Exam changes – what they really mean
August 13th 2008
The season of school examination results is upon us. Within days politicians will be telling us how much better qualified is this year’s crop of students and sceptics will be telling us how less demanding these current exams are, with some justification – a physics teacher friend can show me O-level questions from over thirty years ago now masquerading as A-level questions. Another acquaintance, a lecturer in engineering, has to teach remedial maths to first year undergraduates with an A-level in the subject and employers continue to complain that young people lack literacy and numeracy skills. It is all enough to confuse and infuriate the most level-headed of teenagers.
Simplistic comparisons between generations of students are misleading. It is our expectations of students that have changed rather than the nature of young people, and the current generation are responding much as earlier generations would have done had they been confronted with O-levels rather than GCSEs. Our pupils are now expected to do different things. What is to the point is the matter of the skills and understanding that we expect of sixteen year-olds.
In my subject, English, reading and understanding and writing clearly and effectively are the key areas. With writing there has been less change; examiners now seem to seek a sympathetic understanding of what is being attempted by a writer rather than a clear and accurate rendition of ideas.
Reading for understanding has changed and the discipline of the summary or précis, of careful, accurate reading and understanding is now overshadowed by a concern with peripherals, the way a page is laid out, the use of headlines and gimmicks which can detract from what is actually being said. In some ways the analytic techniques encouraged are sound, but applied to visual distractions rather than what is actually said. This is misleading and reminds me of my daughter’s discovery with a GCSE special study, that a well-illustrated cover seems to count for as much as the content.
And it is this concern with peripherals, rather than what is actually said or spoken, dealing with attempts to enhance or distract from relevant and important ideas that worries me, especially as it has coincided with the era of spin, which of course is a kind of manipulation with words. Spin is intended to confuse and beguile us so that we find it more difficult to establish the essence of what is being said and to challenge what we think is being said. It is dishonest. Students are being taught to appreciate the embellishment of written information, for which there may be laudable reasons, the use of headlines and sub-headings for example, but without doing the harder and more important bit first – pursuing the truth – and then considering how truth can be manipulated or enhanced.

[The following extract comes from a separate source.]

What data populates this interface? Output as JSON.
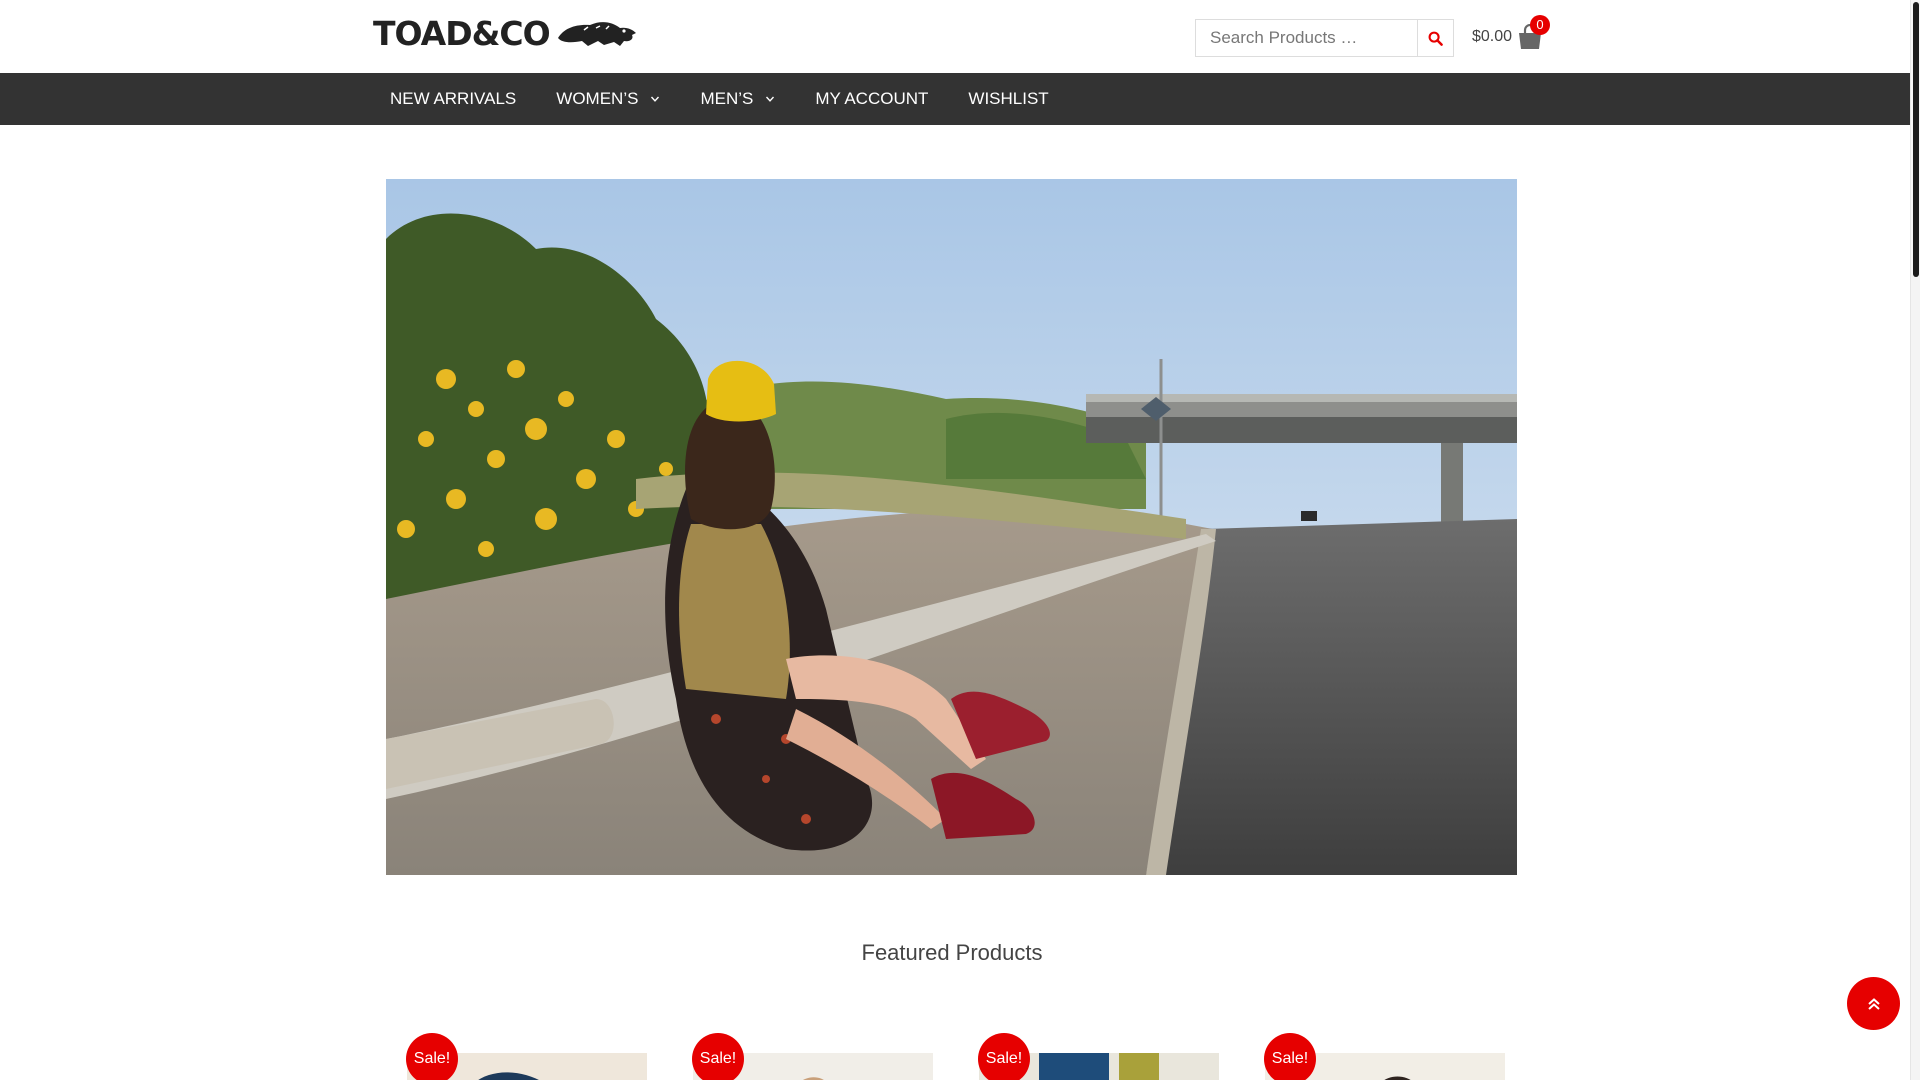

This was the strength of the O-level summary. I taught my students, and continued to teach my students, to identify just what were the points that a writer was making, or not making, starting with finding the main verb in each sentence. At the next stage I called upon the assistance of Peter Sellers with “Party Political Broadcast,” released in 1958 and my students would spend five minutes waiting with pencils poised for Seller’s grand politician to make a point, which of course he doesn’t; he would have provided great entertainment set up against a Jeremy Paxman. My students continued to appreciate the importance of this in all walks of life, its intellectual and economic importance; imagine not being able to précis an important document before sending it round for busy colleagues to consider. They even grasped old-fashioned clause analysis as an aid to identifying a writer’s point.
Students are still taught a sound basic approach to examining material – find examples of significant matter then explain them and their significance in the material under consideration – but they have been allowed to disregard the more difficult matter of truth in the pursuit of what attracts their attention more readily; story boards and advertisements, simplification and promotion rather than a considered and reflective response to the material.
The importance of all this should be self-evident. If nowhere else it lies in the continuing and overwhelming popularity of the tabloids expressed in the limited language of seven-year olds, after six or more generations of compulsory education. It lies too in the increasing distrust of politicians and our reluctance to trouble ourselves with voting in elections.
Perhaps we shall see the continued spread of the International Baccalaureate. The organisation is steadily winning the trust of students, teacher and universities. Its syllabuses, and the means by which students are examined, are settled between schools and the board, changes are permitted only at five year intervals, and there is not a politician in sight.